The demand for the story in book form may not be unconnected with the success of its motion picture, after five years of cinema and home video exposure and winning five awards, including Best Film category at the prestigious Africa Movie Academy Awards (AMAA), while also making impacts at film festival circuits.
Afolayan noted that a critical work of art goes beyond mere rhetoric and images on the screen, saying: “Releasing one’s movie to scholarly interrogation like this is one of the next levels for our film industry to climb and I’m excited that this is already happening through my film.”
Packaged by Relentless Media, in conjunction with Golden Effects Services, the event was also attended by Speaker of the Lagos State House of Assembly, Honourable Adeyemi Ikuforiji; Chief Samuel Adedoyin, Chairman of Doyin Group of Companies and Prince Deji Oni, representing the governor of Kwara State.
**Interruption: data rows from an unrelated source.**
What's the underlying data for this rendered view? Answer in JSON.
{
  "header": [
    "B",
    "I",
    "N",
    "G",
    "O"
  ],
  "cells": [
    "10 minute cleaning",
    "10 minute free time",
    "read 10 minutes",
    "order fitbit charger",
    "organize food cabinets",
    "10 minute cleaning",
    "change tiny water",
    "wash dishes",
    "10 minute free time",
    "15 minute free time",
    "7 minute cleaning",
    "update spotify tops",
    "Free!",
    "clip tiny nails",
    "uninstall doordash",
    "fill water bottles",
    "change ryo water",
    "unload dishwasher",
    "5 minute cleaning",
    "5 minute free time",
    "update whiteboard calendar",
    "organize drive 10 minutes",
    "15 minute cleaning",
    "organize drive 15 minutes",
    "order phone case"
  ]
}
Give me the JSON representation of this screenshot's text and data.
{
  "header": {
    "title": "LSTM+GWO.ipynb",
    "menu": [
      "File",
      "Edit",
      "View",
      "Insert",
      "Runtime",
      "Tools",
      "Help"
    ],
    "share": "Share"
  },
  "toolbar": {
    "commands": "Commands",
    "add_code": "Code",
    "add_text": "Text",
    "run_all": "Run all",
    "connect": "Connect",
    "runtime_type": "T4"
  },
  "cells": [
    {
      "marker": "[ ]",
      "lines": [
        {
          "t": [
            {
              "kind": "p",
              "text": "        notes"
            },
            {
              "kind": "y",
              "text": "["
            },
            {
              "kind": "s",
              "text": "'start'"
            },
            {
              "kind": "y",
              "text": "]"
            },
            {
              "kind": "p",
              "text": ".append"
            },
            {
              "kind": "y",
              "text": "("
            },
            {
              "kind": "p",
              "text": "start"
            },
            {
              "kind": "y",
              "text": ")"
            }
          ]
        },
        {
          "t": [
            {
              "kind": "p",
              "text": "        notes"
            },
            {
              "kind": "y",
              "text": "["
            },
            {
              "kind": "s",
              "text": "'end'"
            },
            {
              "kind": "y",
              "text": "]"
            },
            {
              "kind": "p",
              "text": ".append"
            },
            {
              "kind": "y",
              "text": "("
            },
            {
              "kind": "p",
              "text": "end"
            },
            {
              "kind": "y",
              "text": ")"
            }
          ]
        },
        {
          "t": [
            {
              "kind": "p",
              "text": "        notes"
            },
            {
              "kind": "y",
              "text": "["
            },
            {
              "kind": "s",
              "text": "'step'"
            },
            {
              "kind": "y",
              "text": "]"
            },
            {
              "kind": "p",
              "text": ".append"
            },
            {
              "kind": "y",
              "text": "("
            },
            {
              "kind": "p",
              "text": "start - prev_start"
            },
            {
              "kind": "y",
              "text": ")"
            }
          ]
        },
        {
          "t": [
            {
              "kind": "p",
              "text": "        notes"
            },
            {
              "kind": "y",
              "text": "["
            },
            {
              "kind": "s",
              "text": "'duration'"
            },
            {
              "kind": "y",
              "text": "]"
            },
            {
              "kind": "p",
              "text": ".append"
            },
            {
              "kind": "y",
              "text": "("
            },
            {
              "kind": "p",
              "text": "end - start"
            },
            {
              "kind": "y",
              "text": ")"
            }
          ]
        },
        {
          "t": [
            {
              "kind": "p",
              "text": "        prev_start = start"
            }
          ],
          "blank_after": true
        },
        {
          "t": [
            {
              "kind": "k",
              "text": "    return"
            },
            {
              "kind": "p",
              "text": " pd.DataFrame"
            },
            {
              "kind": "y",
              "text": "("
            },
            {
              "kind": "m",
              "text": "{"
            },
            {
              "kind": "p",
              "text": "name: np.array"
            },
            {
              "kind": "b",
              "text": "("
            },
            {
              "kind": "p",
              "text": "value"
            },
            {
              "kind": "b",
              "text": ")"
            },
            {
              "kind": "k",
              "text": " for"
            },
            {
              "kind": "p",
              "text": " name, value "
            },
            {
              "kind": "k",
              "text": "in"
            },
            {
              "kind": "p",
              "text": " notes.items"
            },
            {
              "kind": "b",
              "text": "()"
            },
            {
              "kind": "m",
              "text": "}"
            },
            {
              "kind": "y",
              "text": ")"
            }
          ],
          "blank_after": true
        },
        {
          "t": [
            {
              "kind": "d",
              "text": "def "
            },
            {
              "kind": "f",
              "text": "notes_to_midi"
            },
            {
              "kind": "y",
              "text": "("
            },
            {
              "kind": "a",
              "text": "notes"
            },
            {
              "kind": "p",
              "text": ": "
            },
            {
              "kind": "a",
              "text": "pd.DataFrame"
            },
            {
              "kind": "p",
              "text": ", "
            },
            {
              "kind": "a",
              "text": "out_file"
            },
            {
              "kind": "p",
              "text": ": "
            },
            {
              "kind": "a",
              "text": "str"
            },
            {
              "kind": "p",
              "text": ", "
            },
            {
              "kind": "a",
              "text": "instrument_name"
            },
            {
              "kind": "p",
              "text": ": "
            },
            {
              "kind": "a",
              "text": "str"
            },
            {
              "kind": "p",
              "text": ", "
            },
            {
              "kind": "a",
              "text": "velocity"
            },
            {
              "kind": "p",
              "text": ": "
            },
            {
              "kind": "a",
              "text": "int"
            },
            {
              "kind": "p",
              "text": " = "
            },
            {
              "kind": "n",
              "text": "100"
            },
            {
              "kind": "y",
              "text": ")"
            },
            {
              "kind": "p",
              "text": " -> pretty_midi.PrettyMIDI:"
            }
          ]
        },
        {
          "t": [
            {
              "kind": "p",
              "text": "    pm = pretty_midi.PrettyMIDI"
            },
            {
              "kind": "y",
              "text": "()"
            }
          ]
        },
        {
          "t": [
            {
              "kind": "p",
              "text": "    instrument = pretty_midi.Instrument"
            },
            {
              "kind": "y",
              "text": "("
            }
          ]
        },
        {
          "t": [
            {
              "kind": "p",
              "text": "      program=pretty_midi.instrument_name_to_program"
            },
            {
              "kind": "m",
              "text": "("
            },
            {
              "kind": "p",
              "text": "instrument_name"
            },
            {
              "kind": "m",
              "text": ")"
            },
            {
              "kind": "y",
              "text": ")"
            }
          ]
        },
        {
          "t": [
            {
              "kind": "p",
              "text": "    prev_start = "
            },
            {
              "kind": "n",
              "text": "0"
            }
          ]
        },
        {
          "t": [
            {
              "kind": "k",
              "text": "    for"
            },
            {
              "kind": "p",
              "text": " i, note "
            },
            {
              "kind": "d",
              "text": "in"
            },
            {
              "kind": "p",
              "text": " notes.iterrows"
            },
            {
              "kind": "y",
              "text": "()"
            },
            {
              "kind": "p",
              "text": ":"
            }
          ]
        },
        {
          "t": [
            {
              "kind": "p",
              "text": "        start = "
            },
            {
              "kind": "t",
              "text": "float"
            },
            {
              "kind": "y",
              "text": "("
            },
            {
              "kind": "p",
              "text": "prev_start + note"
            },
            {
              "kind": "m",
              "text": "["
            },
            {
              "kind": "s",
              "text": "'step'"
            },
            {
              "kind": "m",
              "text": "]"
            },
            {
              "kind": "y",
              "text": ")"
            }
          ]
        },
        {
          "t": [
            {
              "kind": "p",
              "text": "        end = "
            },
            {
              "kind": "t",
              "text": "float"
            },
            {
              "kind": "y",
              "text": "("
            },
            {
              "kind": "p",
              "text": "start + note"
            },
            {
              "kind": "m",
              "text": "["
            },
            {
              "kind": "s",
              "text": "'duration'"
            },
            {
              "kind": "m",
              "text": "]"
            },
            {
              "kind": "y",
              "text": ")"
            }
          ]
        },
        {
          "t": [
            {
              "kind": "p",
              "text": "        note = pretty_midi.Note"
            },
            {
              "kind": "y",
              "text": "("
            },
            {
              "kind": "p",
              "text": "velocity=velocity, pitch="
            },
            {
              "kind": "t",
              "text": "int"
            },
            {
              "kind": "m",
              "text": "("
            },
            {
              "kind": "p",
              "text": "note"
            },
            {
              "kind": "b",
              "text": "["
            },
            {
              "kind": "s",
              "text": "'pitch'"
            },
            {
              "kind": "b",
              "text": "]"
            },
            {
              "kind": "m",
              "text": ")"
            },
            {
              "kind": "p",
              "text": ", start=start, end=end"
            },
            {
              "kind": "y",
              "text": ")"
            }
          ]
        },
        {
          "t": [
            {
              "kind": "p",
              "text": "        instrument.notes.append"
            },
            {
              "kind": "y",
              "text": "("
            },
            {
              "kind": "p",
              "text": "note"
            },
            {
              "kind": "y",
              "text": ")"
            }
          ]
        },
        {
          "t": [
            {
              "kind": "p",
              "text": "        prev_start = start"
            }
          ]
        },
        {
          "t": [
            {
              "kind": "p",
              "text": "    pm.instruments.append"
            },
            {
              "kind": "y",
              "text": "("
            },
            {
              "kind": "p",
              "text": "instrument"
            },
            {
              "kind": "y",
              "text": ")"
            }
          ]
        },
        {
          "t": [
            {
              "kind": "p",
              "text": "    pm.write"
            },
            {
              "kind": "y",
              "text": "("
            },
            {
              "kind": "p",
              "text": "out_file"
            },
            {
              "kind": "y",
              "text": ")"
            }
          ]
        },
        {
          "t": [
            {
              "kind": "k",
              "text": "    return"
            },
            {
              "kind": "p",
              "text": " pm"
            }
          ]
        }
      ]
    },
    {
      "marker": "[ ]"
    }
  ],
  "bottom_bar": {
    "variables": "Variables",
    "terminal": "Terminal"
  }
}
Others are notable filmmakers Chief Tunde Oloyede, Tunde Kelani, Mahmood Ali-Balogun and comedians such as Babyface and Kofi.
With the foreword by Prof. Jonathan Haynes of the Long Island University, USA, the book, a collection of scholarly essays, is the first of its kind that is devoted to the work of a single Nigerian film director. It interrogates the thematic focus and cinematic style employed in The Figurine, while also using that singular work to engage the new trends in Nollywood.
Other contributors to the 455-page book include Dr. Sola Osofisan, Dr. Dele Layiwola, Dr. Chukwuma Okoye, Jane Thorburn, Matthew H. Brown, Gideon Tanimonure, A.G.A Bello, Foluke Ogunleye and Prof. Hyginus Ekwuazi.
An ‘Afterword’ on “Neo-Nollywood and its Other” by the prolific scholar, Dr. Onookome Okome, is also provided in the book, in addition to a series of interviews with key actors and technicians who featured in The Figurine.